• What needs to be done:
Of all the lines in the material, tally those containing the string "추계신고시", and report nothing but the total.

• Data for review:

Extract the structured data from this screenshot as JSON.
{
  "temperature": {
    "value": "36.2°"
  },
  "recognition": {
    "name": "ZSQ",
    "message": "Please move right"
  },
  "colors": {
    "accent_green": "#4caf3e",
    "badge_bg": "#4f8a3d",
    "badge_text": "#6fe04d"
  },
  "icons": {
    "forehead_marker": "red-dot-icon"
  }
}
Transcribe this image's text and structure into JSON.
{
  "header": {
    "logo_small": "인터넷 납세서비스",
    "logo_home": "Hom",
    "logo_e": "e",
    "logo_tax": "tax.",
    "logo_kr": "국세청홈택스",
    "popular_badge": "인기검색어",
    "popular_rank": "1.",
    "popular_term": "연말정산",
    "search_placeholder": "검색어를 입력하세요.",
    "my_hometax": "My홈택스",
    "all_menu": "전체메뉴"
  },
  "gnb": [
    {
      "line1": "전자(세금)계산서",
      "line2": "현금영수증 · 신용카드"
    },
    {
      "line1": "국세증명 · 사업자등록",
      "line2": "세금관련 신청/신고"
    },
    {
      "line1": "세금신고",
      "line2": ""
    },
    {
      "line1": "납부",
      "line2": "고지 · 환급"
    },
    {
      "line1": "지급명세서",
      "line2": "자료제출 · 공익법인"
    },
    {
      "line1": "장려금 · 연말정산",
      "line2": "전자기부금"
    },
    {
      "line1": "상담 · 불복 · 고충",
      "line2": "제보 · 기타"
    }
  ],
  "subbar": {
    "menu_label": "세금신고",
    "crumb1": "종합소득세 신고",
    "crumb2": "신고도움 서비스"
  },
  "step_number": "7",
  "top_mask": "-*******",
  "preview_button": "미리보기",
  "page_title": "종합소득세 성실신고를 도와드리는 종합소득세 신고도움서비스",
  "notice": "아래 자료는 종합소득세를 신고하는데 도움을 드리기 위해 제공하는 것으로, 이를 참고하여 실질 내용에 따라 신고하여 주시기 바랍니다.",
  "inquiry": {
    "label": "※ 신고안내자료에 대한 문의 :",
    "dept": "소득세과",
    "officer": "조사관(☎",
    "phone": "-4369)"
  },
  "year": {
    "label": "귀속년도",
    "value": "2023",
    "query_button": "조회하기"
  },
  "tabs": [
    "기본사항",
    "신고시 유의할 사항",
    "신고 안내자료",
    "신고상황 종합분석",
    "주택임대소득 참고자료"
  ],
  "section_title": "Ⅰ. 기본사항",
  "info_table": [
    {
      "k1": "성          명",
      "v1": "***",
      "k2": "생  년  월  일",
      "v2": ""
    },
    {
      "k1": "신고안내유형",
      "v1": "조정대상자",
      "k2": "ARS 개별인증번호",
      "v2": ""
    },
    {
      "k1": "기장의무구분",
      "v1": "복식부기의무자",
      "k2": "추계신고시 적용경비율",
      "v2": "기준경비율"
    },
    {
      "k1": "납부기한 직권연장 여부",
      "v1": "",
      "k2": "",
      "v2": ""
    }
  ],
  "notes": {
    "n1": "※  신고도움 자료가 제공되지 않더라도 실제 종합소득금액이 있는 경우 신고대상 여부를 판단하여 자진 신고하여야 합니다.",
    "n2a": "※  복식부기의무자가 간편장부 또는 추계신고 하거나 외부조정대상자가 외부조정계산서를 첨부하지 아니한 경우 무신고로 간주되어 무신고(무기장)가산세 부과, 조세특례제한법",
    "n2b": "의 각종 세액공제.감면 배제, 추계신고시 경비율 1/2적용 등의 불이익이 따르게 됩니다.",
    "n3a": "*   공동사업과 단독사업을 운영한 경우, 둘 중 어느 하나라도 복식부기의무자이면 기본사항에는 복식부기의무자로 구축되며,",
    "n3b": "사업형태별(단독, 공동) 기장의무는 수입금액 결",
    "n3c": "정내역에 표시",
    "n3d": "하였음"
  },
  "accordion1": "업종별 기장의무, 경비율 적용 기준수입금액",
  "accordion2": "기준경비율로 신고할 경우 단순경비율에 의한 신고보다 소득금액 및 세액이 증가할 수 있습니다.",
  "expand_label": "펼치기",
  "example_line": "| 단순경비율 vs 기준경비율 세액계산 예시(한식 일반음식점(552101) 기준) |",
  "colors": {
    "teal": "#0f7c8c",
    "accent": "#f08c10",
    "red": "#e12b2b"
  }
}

• Result of the exercise:
2